of mountains and skyscrapers
the roof of your house, tipped with snow,
and fill yourself up with the air.
Drink it in, taste it, roll it around
on your tongue, feel it settle
in the caverns of your lungs. Feel the dust
and the ice crystals and the scraps of newspaper
brush your lips, and fill yourself with them, too.
Fill yourself up with the moonlight, the frost,
the dusky rose of the rising sun,
the night, the morning, the calls of birds,
the sillhouettes of telephone poles,
the shadows of people and clouds and alley cats
that dance across the pavement.
Fill yourself with the feel of your lover's hands,
the smell of the cold wind (mint and forests)
the taste of afternoon tea, the sight

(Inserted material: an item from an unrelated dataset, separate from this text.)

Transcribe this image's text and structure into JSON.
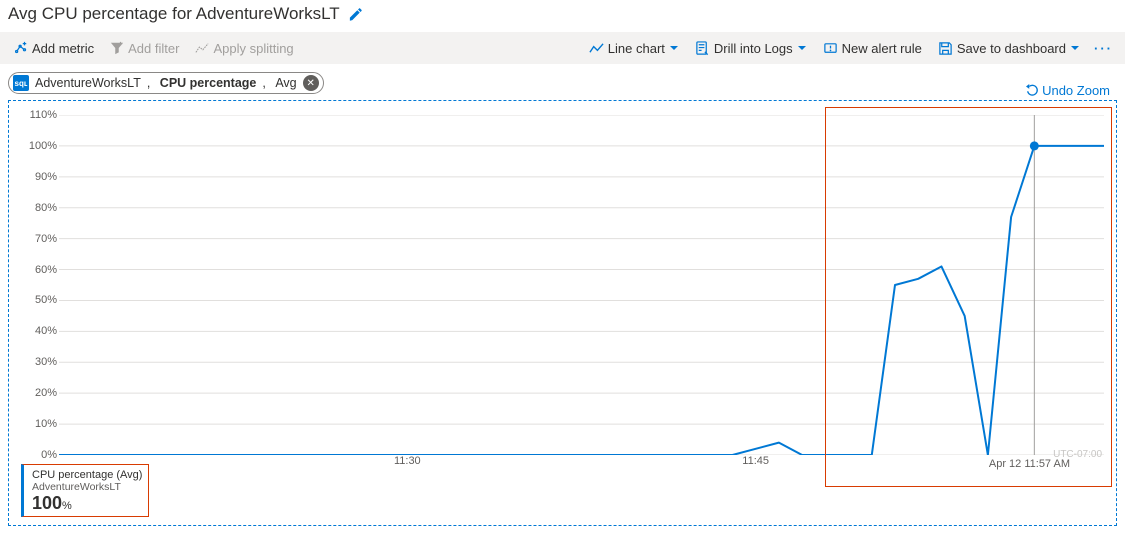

of birds pinwheeling in the snow.
You do not have to be empty.